One of the things that often strikes us, after someone’s death, is that we have to make a shift in how we speak of that person. It suddenly becomes an error to say “he loves popcorn.” Indpendent of the subject’s history of affinity for popcorn, there is that crossover point between loving popcorn, and having loved popcorn. Survivors undergo a transition where they find themselves using the wrong tense, and self-correcting. The realization that we have erred nags at our minds like the red ink marks of a high school English teacher urging consistency in an essay.
Then there is the loss of conjunction. For years, you go to visit Grammy and Grampa. The conjunction and serves to join two noun phrases [Grammy]NP and [Grampa]NP into a single noun phrase. That noun phrase can then serve in a variety of grammatical functions: subject, with nominative case ([Grammy and Grampa]NP called), or various object positions, with accusative (Let’s visit [Grammy and Grampa]NP), or genitive case (We need to remember to bring that book to [Grammy and Grampa]NP‘s house.) With the absence of one referent, the conjoined noun phrase loses both the conjunction and the second noun phrase. It is a simplification of structure that belies the complicated nature of the end of almost 6 decades of married life, a conjunction of law and love and life together that are only hinted at by the word and.
With this loss of the conjunction, too, comes a shift from the plural to the singular, which of course brings its own implications for subject-verb agreement. In the present tense, English requires a different verb inflection for most third person singular subjects than for plural ones. Grammy and Grampa love it when we visit must change to Grammy loves it when we visit, with the inflectional affix -s added to the verb to reflect that singularity. This, of course, reminds us once more that there is only one of the two members of that former conjoined phrase whose actions, affinities and attributes will, by and large, be discussed using the present tense.
We mustn’t forget, though, that we can hold onto the present tense, and even the future; A whole host of constructions are available to us by keeping Grampa in object positions. I miss Grampa. It’s okay to be sad about Grampa. We will hold onto Grampa’s memory.
10 thoughts on “The past tense, and other grammatical implications of death”
This is a very strange post and yet I love it. <3
It’s the shift from the plural to the singular that I find to be the most poignant. There is a finality within that shift that is sometimes difficult to deal with.

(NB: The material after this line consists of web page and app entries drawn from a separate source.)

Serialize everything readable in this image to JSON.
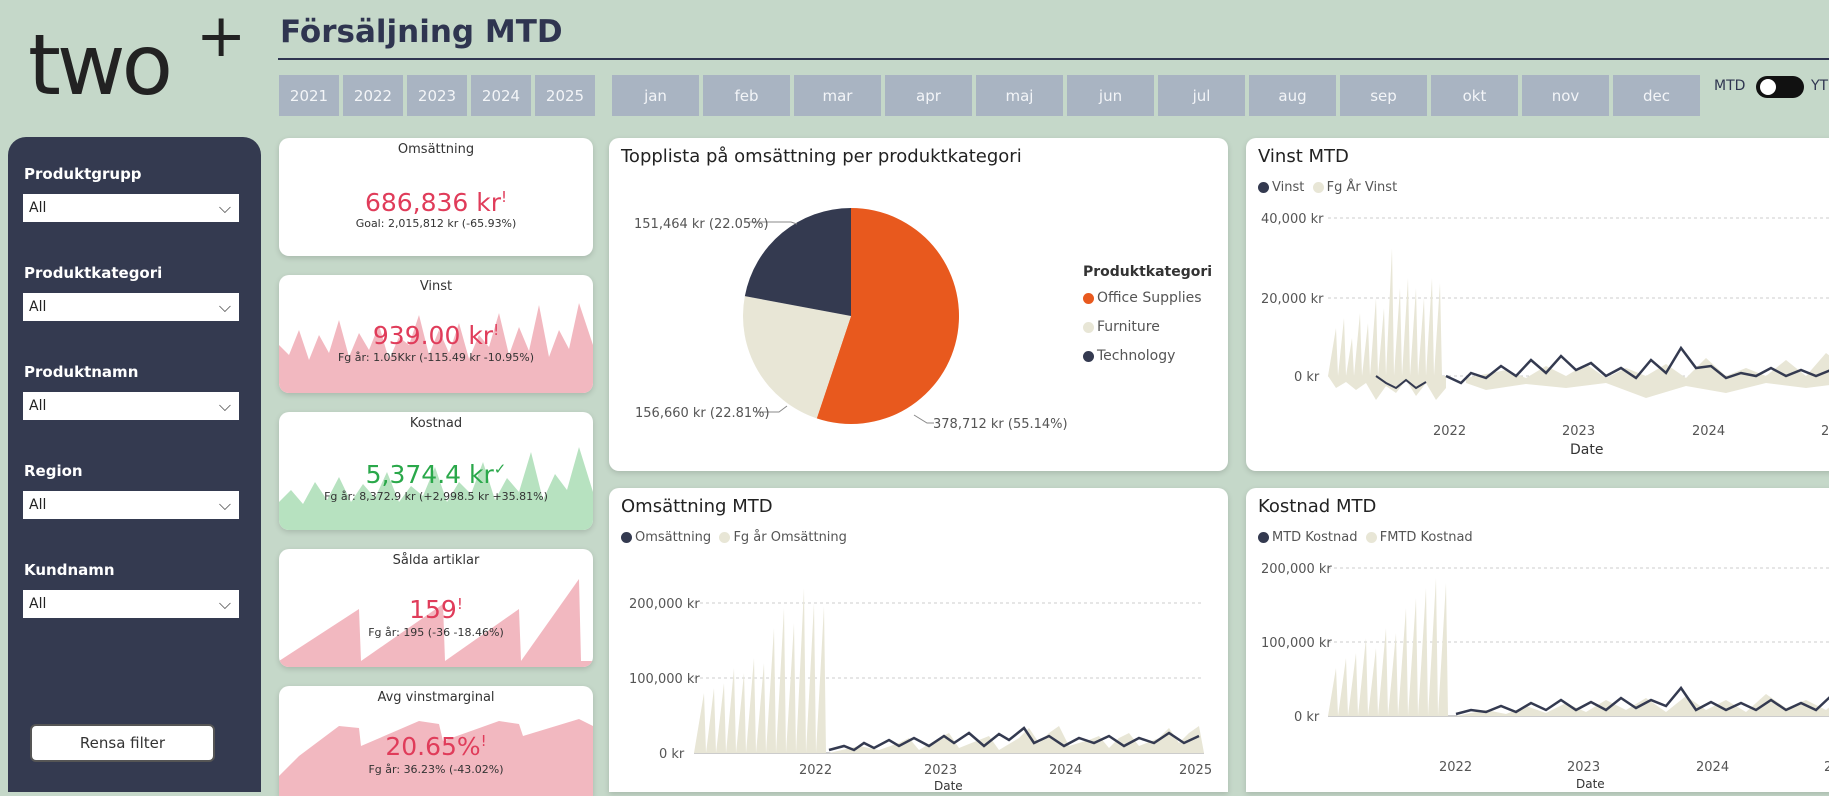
{
  "brand": {
    "logo_text": "two",
    "logo_plus": "+"
  },
  "page_title": "Försäljning MTD",
  "years": [
    "2021",
    "2022",
    "2023",
    "2024",
    "2025"
  ],
  "months": [
    "jan",
    "feb",
    "mar",
    "apr",
    "maj",
    "jun",
    "jul",
    "aug",
    "sep",
    "okt",
    "nov",
    "dec"
  ],
  "toggle": {
    "left": "MTD",
    "right": "YT"
  },
  "filters": [
    {
      "label": "Produktgrupp",
      "value": "All"
    },
    {
      "label": "Produktkategori",
      "value": "All"
    },
    {
      "label": "Produktnamn",
      "value": "All"
    },
    {
      "label": "Region",
      "value": "All"
    },
    {
      "label": "Kundnamn",
      "value": "All"
    }
  ],
  "clear_filter": "Rensa filter",
  "kpis": [
    {
      "title": "Omsättning",
      "value": "686,836 kr",
      "mark": "!",
      "sub": "Goal: 2,015,812 kr (-65.93%)"
    },
    {
      "title": "Vinst",
      "value": "939.00 kr",
      "mark": "!",
      "sub": "Fg år: 1.05Kkr (-115.49 kr -10.95%)"
    },
    {
      "title": "Kostnad",
      "value": "5,374.4 kr",
      "mark": "✓",
      "sub": "Fg år: 8,372.9 kr (+2,998.5 kr +35.81%)"
    },
    {
      "title": "Sålda artiklar",
      "value": "159",
      "mark": "!",
      "sub": "Fg år: 195 (-36 -18.46%)"
    },
    {
      "title": "Avg vinstmarginal",
      "value": "20.65%",
      "mark": "!",
      "sub": "Fg år: 36.23% (-43.02%)"
    }
  ],
  "colors": {
    "bg": "#c5d8c9",
    "navy": "#343a50",
    "orange": "#e8591e",
    "beige": "#e8e6d6",
    "red": "#e03c5a",
    "green": "#2aa84a",
    "pink": "#f2b8c0",
    "lightgreen": "#b7e2c0"
  },
  "pie": {
    "title": "Topplista på omsättning per produktkategori",
    "legend_title": "Produktkategori",
    "chart_data": {
      "type": "pie",
      "slices": [
        {
          "name": "Office Supplies",
          "value": 378712,
          "label": "378,712 kr (55.14%)",
          "color": "#e8591e"
        },
        {
          "name": "Furniture",
          "value": 156660,
          "label": "156,660 kr (22.81%)",
          "color": "#e8e6d6"
        },
        {
          "name": "Technology",
          "value": 151464,
          "label": "151,464 kr (22.05%)",
          "color": "#343a50"
        }
      ]
    }
  },
  "vinst_chart": {
    "title": "Vinst MTD",
    "legend": [
      "Vinst",
      "Fg År Vinst"
    ],
    "yticks": [
      "40,000 kr",
      "20,000 kr",
      "0 kr"
    ],
    "xticks": [
      "2022",
      "2023",
      "2024",
      "2"
    ],
    "xlabel": "Date"
  },
  "oms_chart": {
    "title": "Omsättning MTD",
    "legend": [
      "Omsättning",
      "Fg år Omsättning"
    ],
    "yticks": [
      "200,000 kr",
      "100,000 kr",
      "0 kr"
    ],
    "xticks": [
      "2022",
      "2023",
      "2024",
      "2025"
    ],
    "xlabel": "Date"
  },
  "kostnad_chart": {
    "title": "Kostnad MTD",
    "legend": [
      "MTD Kostnad",
      "FMTD Kostnad"
    ],
    "yticks": [
      "200,000 kr",
      "100,000 kr",
      "0 kr"
    ],
    "xticks": [
      "2022",
      "2023",
      "2024",
      "2"
    ],
    "xlabel": "Date"
  }
}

Great thoughts here.
Yes. Complicated and sad. I just made that switch with regard to my friend Dawn, and when I wrote a post about her, I found myself puzzling over tense.
My two semesters of linguistics surfaced in my brain with this post, but it’s my heart that responded to this: “It is a simplification of structure that belies the complicated nature of the end of almost 6 decades of married life, a conjunction of law and love and life together that are only hinted at by the word and.”
Awww, sweetie… *hugs*
Produces a few imperatives as well. as in
‘We must look after Grammie.” ‘I have to pull myself together.’.
Sympathy – dative case.
Oh, I hear you.
Also, I’m sorry about Grampa.
Beautiful post. Linguistics as a way to think about grief… If this is actually specifically about a particular Grampa, I’m very sorry. And in light of yesterday’s tragedy, this post feels very timely.
Lovely. In the case of my grandpa I’ve become accustomed to speaking of him in the past tense, as we had to begin to do that even before he went from is to was: He loved taking walks, he ate ice cream and pie for breakfast, he recognized everyone in his family. But when talking of our cat Tisha, just with Erik, I often continue to use the present tense: Tisha is the best cat, Tisha is smart, he is a good jumper. I will use the past tense in one sentence and the present in the next. Only with Erik, because between us there is the perfect understanding that Tisha is both is and was.